Data »
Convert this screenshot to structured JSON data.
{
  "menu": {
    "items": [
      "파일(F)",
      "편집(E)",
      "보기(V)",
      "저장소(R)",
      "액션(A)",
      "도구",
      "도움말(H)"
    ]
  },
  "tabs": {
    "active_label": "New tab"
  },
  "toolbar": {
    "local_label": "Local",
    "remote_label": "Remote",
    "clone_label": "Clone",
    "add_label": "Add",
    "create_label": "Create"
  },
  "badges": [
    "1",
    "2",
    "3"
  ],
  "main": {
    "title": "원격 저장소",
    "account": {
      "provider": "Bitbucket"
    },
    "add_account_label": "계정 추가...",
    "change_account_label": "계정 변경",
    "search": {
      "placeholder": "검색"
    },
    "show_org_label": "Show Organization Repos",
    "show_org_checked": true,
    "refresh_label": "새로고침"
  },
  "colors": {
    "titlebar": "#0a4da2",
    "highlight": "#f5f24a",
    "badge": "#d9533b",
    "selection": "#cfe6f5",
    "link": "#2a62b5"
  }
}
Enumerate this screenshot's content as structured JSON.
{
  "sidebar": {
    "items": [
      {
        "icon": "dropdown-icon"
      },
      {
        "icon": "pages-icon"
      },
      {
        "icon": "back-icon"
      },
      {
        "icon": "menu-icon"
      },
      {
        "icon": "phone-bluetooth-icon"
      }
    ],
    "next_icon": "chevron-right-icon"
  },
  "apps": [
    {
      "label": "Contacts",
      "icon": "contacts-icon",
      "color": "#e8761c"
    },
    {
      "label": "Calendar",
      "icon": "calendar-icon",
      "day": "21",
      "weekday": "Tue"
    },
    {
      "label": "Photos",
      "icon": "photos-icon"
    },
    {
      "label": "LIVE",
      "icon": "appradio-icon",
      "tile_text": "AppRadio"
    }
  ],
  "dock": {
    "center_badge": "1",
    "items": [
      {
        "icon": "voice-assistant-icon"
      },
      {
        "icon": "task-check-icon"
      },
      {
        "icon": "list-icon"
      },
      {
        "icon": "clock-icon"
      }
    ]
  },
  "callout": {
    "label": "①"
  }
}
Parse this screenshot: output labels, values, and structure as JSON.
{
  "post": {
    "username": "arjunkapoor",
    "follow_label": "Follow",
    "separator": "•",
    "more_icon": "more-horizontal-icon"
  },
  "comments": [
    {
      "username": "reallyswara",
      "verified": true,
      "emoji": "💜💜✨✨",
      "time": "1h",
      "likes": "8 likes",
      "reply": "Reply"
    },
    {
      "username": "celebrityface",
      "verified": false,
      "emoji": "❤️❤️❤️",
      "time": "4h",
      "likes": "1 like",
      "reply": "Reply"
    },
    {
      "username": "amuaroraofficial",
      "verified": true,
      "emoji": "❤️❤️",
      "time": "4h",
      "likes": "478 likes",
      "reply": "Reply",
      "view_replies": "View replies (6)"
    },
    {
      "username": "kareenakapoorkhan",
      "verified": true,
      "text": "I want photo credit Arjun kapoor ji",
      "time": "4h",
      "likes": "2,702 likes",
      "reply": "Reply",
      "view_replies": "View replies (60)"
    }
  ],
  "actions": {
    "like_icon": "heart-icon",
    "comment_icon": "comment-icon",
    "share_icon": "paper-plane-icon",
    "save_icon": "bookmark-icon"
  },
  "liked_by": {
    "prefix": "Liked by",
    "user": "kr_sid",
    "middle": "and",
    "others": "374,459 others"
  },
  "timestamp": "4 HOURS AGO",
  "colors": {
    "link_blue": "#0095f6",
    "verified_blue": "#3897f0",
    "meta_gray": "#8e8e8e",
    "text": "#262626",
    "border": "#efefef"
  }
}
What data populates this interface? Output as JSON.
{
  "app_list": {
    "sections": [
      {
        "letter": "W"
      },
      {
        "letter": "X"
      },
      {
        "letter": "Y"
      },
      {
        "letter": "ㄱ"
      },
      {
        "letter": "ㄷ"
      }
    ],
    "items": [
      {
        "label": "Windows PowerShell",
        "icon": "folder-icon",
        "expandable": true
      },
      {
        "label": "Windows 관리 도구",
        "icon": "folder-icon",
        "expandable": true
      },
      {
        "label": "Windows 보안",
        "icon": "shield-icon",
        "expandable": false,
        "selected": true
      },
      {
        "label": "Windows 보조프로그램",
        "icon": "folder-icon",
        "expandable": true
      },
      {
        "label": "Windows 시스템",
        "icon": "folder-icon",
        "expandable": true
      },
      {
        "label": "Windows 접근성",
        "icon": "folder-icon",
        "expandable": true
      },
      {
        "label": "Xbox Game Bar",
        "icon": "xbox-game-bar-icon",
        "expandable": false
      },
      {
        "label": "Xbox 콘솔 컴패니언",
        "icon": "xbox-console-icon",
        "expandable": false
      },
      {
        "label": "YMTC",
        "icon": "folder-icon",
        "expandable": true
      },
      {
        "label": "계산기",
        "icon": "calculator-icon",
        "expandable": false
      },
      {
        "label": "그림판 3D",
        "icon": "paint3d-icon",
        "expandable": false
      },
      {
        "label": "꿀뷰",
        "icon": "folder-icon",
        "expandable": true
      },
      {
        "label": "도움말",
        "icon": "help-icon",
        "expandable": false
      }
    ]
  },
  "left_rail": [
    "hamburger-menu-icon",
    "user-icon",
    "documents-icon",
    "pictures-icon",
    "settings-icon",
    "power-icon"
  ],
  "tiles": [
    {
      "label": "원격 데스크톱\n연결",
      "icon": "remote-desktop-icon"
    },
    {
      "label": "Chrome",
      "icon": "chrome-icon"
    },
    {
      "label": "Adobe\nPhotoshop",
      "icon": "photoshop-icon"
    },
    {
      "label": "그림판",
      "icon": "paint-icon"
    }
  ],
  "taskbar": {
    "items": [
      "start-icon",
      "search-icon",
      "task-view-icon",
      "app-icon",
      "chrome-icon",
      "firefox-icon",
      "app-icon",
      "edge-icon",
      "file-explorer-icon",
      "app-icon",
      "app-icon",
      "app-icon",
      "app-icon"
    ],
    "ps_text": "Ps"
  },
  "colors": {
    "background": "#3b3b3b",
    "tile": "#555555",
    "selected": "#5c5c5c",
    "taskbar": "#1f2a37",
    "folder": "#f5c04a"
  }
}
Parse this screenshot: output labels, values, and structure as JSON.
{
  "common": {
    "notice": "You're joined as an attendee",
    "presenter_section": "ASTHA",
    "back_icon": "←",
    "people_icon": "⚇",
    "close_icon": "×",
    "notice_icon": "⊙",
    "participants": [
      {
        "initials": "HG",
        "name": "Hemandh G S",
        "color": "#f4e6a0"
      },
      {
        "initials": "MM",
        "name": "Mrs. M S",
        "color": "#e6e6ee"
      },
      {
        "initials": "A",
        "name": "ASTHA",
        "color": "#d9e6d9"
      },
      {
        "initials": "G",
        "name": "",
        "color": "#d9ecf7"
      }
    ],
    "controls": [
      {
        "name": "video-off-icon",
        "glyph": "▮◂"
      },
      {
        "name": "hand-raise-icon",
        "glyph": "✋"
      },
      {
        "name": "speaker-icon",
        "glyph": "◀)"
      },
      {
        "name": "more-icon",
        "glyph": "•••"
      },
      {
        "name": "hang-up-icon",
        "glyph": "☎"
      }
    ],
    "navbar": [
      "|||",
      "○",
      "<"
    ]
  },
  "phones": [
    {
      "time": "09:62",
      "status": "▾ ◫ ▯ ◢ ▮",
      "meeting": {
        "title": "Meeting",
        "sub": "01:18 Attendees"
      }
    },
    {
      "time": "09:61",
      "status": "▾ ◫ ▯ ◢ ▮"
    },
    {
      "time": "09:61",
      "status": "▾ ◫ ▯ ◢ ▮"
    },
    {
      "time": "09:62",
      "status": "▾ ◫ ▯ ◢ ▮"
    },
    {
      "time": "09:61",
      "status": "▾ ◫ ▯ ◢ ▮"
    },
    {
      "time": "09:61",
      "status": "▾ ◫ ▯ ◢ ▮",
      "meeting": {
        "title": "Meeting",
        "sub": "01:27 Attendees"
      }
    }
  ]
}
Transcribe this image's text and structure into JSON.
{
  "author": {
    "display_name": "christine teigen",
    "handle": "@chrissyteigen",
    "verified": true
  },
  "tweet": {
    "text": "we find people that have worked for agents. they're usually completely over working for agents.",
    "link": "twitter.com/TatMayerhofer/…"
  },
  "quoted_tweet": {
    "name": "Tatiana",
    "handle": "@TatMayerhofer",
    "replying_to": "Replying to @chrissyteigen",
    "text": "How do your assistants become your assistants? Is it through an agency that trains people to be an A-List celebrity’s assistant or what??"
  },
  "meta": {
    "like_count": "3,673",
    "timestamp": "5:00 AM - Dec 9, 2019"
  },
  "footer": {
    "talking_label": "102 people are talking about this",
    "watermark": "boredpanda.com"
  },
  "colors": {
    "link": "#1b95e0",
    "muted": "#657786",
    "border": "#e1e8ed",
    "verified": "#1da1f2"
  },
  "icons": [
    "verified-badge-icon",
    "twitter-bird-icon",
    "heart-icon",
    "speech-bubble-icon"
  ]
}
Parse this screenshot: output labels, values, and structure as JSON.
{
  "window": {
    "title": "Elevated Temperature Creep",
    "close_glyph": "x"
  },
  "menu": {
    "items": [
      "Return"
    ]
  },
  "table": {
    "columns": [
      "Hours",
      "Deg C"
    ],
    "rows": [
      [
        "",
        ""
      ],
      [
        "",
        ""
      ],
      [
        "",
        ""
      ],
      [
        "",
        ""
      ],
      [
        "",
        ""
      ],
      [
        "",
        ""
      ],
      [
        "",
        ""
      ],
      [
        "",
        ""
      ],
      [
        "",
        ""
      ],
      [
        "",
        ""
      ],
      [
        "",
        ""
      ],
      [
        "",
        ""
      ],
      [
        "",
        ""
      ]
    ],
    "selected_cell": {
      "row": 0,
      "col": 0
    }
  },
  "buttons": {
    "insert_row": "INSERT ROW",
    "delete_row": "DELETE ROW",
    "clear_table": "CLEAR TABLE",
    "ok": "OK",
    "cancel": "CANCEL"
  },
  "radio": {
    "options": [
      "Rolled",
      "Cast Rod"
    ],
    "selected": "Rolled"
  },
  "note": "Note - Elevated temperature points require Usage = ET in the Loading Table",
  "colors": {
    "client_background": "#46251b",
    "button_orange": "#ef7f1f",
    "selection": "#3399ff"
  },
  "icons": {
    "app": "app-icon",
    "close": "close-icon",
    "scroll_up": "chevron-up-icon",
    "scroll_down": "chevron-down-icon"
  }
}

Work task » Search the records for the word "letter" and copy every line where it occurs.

Result of the task »
        "letter": "W"
        "letter": "X"
        "letter": "Y"
        "letter": "ㄱ"
        "letter": "ㄷ"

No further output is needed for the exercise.